[Opening SUPPLIED RECORDS section]

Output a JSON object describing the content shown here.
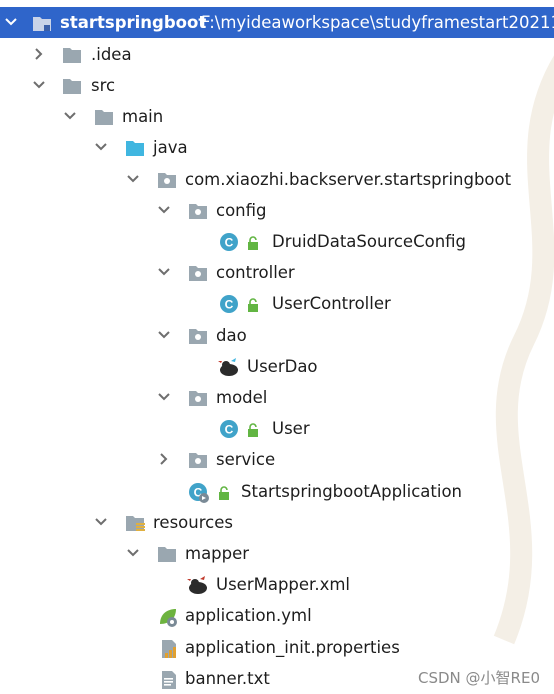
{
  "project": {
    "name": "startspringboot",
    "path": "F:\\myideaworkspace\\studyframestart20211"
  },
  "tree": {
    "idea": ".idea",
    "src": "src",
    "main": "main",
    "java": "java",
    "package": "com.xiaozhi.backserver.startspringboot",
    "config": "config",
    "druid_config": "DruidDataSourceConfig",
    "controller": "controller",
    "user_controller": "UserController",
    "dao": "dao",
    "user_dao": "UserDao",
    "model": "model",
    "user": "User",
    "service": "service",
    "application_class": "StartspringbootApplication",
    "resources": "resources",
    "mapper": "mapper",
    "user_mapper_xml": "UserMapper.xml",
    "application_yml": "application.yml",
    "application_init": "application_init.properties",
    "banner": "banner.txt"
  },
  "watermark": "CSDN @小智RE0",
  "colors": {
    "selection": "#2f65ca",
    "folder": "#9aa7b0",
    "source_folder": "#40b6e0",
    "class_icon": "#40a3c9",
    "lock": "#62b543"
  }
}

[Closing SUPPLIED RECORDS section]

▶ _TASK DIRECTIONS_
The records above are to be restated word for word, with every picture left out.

▶ _SOLUTION TO THIS TASK_
Output a JSON object describing the content shown here.
{
  "project": {
    "name": "startspringboot",
    "path": "F:\\myideaworkspace\\studyframestart20211"
  },
  "tree": {
    "idea": ".idea",
    "src": "src",
    "main": "main",
    "java": "java",
    "package": "com.xiaozhi.backserver.startspringboot",
    "config": "config",
    "druid_config": "DruidDataSourceConfig",
    "controller": "controller",
    "user_controller": "UserController",
    "dao": "dao",
    "user_dao": "UserDao",
    "model": "model",
    "user": "User",
    "service": "service",
    "application_class": "StartspringbootApplication",
    "resources": "resources",
    "mapper": "mapper",
    "user_mapper_xml": "UserMapper.xml",
    "application_yml": "application.yml",
    "application_init": "application_init.properties",
    "banner": "banner.txt"
  },
  "watermark": "CSDN @小智RE0",
  "colors": {
    "selection": "#2f65ca",
    "folder": "#9aa7b0",
    "source_folder": "#40b6e0",
    "class_icon": "#40a3c9",
    "lock": "#62b543"
  }
}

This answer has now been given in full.